Check each line of the data for the string "icon". Report how many have it, and give nothing else.

======== MATERIAL PROVIDED ========

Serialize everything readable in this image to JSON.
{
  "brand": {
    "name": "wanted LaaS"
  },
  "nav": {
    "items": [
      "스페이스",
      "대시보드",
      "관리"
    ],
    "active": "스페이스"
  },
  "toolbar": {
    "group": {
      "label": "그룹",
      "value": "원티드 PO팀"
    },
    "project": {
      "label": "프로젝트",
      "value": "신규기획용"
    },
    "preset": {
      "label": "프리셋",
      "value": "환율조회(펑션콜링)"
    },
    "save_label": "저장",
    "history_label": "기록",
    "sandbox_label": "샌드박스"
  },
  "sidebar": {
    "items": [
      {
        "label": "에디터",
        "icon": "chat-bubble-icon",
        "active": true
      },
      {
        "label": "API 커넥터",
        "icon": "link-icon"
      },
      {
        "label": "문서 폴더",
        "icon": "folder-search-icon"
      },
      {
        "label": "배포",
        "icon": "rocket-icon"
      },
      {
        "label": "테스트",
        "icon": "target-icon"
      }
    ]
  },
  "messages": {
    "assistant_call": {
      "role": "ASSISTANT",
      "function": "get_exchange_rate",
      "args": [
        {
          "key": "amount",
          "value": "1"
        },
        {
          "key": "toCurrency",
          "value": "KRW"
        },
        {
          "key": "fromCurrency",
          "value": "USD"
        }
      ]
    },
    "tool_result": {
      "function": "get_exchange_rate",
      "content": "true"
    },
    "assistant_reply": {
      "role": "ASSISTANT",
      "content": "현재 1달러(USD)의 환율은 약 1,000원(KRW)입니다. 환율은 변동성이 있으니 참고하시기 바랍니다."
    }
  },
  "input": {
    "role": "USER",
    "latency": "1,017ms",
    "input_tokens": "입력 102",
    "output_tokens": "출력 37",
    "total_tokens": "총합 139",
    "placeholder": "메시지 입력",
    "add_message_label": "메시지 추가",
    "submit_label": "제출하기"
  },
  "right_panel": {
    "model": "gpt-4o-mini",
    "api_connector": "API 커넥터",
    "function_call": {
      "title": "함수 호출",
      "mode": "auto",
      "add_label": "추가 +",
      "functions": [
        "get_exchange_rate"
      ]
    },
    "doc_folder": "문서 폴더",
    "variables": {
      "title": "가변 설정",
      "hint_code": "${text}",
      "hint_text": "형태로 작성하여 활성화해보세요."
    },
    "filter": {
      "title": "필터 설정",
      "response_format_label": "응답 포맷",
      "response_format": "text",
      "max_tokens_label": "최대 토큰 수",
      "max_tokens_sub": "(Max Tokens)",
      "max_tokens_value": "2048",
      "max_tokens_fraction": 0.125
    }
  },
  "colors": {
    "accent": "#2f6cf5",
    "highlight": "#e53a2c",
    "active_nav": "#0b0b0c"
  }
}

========

* **ANSWER TO THE PROBLEM**
5